Results  The mean (SD) age of the 383 parents surveyed was 36.6 (8.9) years; most respondents (n = 266) were female. Of 383 parents surveyed (81% response rate), 34 parents (8.9%) reported 37 safety incidents. Among these, 62% (n = 23, 6.0 per 100 admissions) were determined to be medical errors on physician review, 24% (n = 9) were determined to be other quality problems, and 14% (n = 5) were determined to be neither. Thirty percent (n = 7, 1.8 per 100 admissions) of medical errors caused harm (ie, were preventable AEs). On bivariate analysis, children with medical errors appeared to have longer lengths of stay (median [interquartile range], 2.9 days [2.2-6.9] vs 2.5 days [1.9-4.1]; P = .04), more often had a metabolic (14.3% vs 3.0%; P = .04) or neuromuscular (14.3% vs 3.6%; P = .05) condition, and more often had an annual household income greater than $100 000 (38.1% vs 30.1%; P = .06) than those without errors. Fifty-seven percent (n = 13) of parent-reported medical errors were also identified on subsequent medical record review.

Conclusions and Relevance  Parents frequently reported errors and preventable AEs, many of which were not otherwise documented in the medical record. Families are an underused source of data about errors, particularly preventable AEs. Hospitals may wish to consider incorporating family reports into routine safety surveillance systems.

Figures in this Article
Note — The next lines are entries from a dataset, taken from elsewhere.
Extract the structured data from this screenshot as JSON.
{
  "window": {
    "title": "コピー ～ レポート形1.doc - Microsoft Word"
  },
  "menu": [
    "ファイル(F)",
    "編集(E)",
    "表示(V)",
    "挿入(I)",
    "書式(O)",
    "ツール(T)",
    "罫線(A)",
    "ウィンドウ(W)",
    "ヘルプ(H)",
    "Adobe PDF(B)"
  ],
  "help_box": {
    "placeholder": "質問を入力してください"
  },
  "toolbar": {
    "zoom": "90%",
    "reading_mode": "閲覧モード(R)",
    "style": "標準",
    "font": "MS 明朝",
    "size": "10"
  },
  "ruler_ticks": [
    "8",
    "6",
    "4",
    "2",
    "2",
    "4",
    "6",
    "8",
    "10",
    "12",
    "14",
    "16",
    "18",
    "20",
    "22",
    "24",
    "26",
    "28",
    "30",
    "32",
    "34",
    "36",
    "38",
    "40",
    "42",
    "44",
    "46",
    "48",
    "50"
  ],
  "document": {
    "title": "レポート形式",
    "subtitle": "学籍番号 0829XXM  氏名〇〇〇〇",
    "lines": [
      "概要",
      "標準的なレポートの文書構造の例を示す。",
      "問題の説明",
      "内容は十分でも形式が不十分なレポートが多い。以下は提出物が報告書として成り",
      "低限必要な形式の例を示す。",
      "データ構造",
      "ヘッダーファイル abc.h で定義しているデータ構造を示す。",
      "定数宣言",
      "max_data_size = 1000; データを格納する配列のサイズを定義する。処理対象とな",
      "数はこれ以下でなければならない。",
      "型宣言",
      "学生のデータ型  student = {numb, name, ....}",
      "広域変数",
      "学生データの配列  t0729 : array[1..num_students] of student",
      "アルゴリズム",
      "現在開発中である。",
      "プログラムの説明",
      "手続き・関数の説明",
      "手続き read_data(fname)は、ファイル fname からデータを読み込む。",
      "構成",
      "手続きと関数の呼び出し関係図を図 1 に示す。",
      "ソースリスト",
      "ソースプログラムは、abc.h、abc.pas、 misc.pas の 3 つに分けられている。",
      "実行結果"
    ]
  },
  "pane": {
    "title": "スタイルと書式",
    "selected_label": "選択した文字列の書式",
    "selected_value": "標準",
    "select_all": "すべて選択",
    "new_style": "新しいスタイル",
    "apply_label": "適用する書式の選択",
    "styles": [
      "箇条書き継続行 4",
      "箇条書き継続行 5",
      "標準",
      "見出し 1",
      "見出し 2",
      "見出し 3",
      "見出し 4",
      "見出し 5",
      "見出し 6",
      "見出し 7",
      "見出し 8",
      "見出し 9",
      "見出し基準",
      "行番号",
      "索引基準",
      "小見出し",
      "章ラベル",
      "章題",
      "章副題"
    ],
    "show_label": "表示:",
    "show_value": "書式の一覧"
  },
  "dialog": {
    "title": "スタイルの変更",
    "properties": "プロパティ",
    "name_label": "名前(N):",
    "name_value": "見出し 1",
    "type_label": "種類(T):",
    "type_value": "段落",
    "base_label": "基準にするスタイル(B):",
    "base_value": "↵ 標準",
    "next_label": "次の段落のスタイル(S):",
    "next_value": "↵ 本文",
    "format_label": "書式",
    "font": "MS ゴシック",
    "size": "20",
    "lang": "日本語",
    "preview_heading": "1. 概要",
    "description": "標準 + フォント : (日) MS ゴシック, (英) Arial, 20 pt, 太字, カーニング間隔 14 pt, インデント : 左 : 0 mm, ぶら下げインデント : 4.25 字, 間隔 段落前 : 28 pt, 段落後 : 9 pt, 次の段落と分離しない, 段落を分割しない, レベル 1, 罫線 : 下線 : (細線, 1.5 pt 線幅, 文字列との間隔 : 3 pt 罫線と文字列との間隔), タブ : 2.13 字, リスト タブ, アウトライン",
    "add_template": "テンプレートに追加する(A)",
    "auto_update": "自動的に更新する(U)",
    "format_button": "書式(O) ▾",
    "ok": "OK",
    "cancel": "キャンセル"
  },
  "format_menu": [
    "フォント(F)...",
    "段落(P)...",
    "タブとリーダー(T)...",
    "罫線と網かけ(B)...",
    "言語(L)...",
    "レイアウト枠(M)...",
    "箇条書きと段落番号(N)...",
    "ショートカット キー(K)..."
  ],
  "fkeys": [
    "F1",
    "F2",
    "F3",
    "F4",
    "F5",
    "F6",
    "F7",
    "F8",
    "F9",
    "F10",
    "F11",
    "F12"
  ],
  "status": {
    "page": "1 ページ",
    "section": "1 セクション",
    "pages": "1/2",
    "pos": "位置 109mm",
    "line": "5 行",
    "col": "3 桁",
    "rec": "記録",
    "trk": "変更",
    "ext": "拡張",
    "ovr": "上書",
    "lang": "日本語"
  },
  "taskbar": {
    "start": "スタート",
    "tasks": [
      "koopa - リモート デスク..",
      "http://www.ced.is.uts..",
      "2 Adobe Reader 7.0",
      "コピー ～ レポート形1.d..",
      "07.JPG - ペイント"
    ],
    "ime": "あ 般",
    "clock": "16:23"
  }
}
Sign in

Purchase Options

• Buy this article
• Subscribe to the journal
• Rent this article ?

Figures

Place holder to copy figure label and caption
Figure.
Classification of Parent-Reported Safety Concerns

Thirty-four parents reported 37 safety concerns that occurred during their child’s hospitalization. Physician reviewers classified these concerns as errors, including harmful errors (ie, preventable adverse events [AEs]) and nonharmful errors/near-misses, as nonsafety-related quality issues, or as exclusions.
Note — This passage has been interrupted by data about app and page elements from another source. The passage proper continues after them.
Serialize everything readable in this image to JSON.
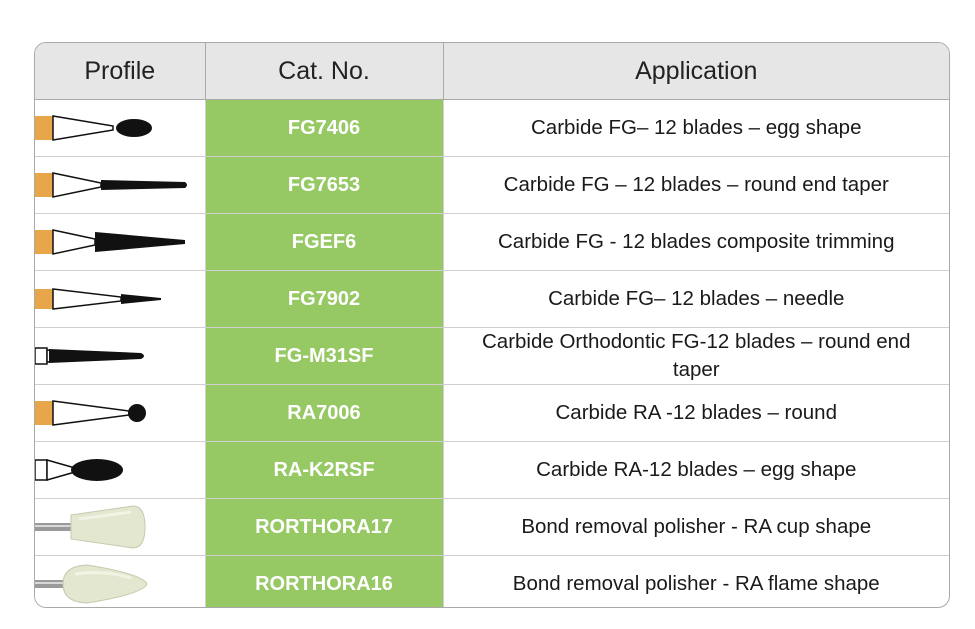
{
  "headers": {
    "profile": "Profile",
    "cat_no": "Cat. No.",
    "application": "Application"
  },
  "rows": [
    {
      "cat_no": "FG7406",
      "application": "Carbide FG– 12 blades – egg shape",
      "icon": "bur-egg-icon"
    },
    {
      "cat_no": "FG7653",
      "application": "Carbide FG – 12 blades – round end taper",
      "icon": "bur-round-end-taper-icon"
    },
    {
      "cat_no": "FGEF6",
      "application": "Carbide FG - 12 blades composite trimming",
      "icon": "bur-composite-trimming-icon"
    },
    {
      "cat_no": "FG7902",
      "application": "Carbide FG– 12 blades – needle",
      "icon": "bur-needle-icon"
    },
    {
      "cat_no": "FG-M31SF",
      "application": "Carbide Orthodontic FG-12 blades – round end taper",
      "icon": "bur-orthodontic-taper-icon"
    },
    {
      "cat_no": "RA7006",
      "application": "Carbide RA -12 blades – round",
      "icon": "bur-round-icon"
    },
    {
      "cat_no": "RA-K2RSF",
      "application": "Carbide RA-12 blades – egg shape",
      "icon": "bur-ra-egg-icon"
    },
    {
      "cat_no": "RORTHORA17",
      "application": "Bond removal polisher - RA cup shape",
      "icon": "polisher-cup-icon"
    },
    {
      "cat_no": "RORTHORA16",
      "application": "Bond removal polisher - RA flame shape",
      "icon": "polisher-flame-icon"
    }
  ],
  "colors": {
    "cat_bg": "#96c864",
    "header_bg": "#e6e6e6",
    "shank_gold": "#e8a64b"
  }
}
Graphic Jump Location

Tables

References

Correspondence

CME
Also Meets CME requirements for:
Browse CME for all U.S. States
Accreditation Information
The American Medical Association is accredited by the Accreditation Council for Continuing Medical Education to provide continuing medical education for physicians. The AMA designates this journal-based CME activity for a maximum of 1 AMA PRA Category 1 CreditTM per course. Physicians should claim only the credit commensurate with the extent of their participation in the activity. Physicians who complete the CME course and score at least 80% correct on the quiz are eligible for AMA PRA Category 1 CreditTM.
Note: You must get at least of the answers correct to pass this quiz.
Please click the checkbox indicating that you have read the full article in order to submit your answers.
Your answers have been saved for later.
You have not filled in all the answers to complete this quiz
The following questions were not answered:
Sorry, you have unsuccessfully completed this CME quiz with a score of
The following questions were not answered correctly:
Commitment to Change (optional):
Indicate what change(s) you will implement in your practice, if any, based on this CME course.
Your quiz results:
The filled radio buttons indicate your responses. The preferred responses are highlighted
For CME Course: A Proposed Model for Initial Assessment and Management of Acute Heart Failure Syndromes
Indicate what changes(s) you will implement in your practice, if any, based on this CME course.

Multimedia

Some tools below are only available to our subscribers or users with an online account.

1,335 Views
0 Citations
×

Sign in

Purchase Options

• Buy this article
• Subscribe to the journal
• Rent this article ?

Related Content

Customize your page view by dragging & repositioning the boxes below.

Articles Related By Topic
Related Collections
PubMed Articles
Jobs
JAMAevidence.com

Care at the Close of Life: Evidence and Experience
What Should the Physician Expect of the Hospital-Based Palliative Care Service?

brightcove.createExperiences();